Frequently criticizing your partner or being criticized by them can put any marriage on the rocks. Unfortunately, many of the clients we work with at Family Strategies Counseling & Mediation mention that they have an overly critical partner. Criticism fails because it makes both parties feel devalued.
What Being Overly Critical Does to a Relationship
People use criticism to change or control someone else’s behavior. This form of communication is easy because it’s quick and direct; however, it damages the relationship in the long term. Criticism is most destructive when it:
- About a personality or character, rather than a behavior
- Filled with blame
- Not focused on improvement
- Based on only one “right way” to do things
Often criticism starts relatively harmlessly in a relationship and escalates over time. The escalation can trigger the downward spiral of resentment. The criticized person feels controlled, which causes them to pull away and shut down. The critical partner feels frustrated and steps up the criticism, creating a vicious cycle.
Give Feedback Rather than Criticism
Critical people often believe that they are merely giving others helpful feedback.

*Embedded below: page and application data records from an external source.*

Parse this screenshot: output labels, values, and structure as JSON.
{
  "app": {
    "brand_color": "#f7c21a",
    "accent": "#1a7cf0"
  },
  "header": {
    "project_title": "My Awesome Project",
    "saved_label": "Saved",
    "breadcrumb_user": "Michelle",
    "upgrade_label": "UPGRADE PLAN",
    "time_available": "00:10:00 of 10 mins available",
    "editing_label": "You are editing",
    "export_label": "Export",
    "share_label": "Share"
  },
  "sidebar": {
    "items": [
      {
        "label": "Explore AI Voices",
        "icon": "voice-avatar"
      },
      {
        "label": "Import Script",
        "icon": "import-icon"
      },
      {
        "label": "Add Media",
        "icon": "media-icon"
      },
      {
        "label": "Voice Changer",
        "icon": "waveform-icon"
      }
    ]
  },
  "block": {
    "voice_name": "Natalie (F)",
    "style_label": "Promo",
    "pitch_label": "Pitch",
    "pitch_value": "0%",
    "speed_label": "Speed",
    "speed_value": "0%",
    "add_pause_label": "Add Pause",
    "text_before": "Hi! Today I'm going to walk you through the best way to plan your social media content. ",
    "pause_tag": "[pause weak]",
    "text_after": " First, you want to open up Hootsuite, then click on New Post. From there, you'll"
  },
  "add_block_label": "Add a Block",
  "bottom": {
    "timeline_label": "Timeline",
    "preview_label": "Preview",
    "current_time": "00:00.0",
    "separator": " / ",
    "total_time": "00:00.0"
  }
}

However, there are key differences between feedback and criticism.
- Criticism devalues: I guess you’re not smart enough to do this.
- Feedback encourages: I know you are dealing with a lot, but I know we can do this together.
- Criticism is coercive: You’re going to do it my way or else I … (will punish you in some way).
- Feedback is not coercive: I know we can find a solution together.
Feedback falls into one of four categories:
Positive General Feedback
Feedback like this is abstract, and although it makes us feel good, it is usually not very constructive. An example of positive general feedback would be “You’re a good person.” Positive general feedback does not refer to how someone is a good person, just that they are. Feedback like this can even be harmful because it places people into boxes, in which they might fear doing anything that might make them seem like not a good person.
Positive Specific Feedback
Positive Specific Feedback is a more valuable way to encourage certain behaviors. An example might be, “You handled that situation really well.” Positive specific feedback points to a behavior rather than an abstract or vague character trait. Also, there is no expectation that the other person behaves like this all the time.
Negative General Feedback
Negative General Feedback is the least constructive form of feedback. It does not offer specific behaviors that can be changed and only serves to invalidate the other person. An example of general negative feedback might be, “You’re being terrible.”
Negative Specific Feedback
Negative Specific Feedback is most useful when trying to change behavior. This kind of feedback indicates something you do not want to continue and explicitly names it.
Change Takes Time and Practice
If you and your partner have fallen into a cycle of criticism, it can be challenging to break because even feedback can feel like criticism if you are accustomed to it. Working to control your emotional reaction to your partner can help you form better communication patterns. With time and practice, you will learn to overcome the cycle of criticism that breeds resentment.
Having an overly critical partner weighs down a relationship and can lead to its untimely end if not kept in check. Too much criticism in a relationship is damaging because it is not focused on improvement. Learning to offer feedback instead is key because feedback values your partner, while criticism devalues them. Practicing the different kinds of feedback will help you develop better communication patterns. If you feel like you can’t learn to do this on your own, consider seeking a counselor who can help.
Family Strategies Counseling & Mediation is a therapy office serving the Chicagoland Area. We offer couples counseling and mental health services. Our therapists are skilled at working with those who are struggling to process traumatic events. Give our office a call at (708) 798-5433 or email us a info@Family-Strategy.com for appointment details.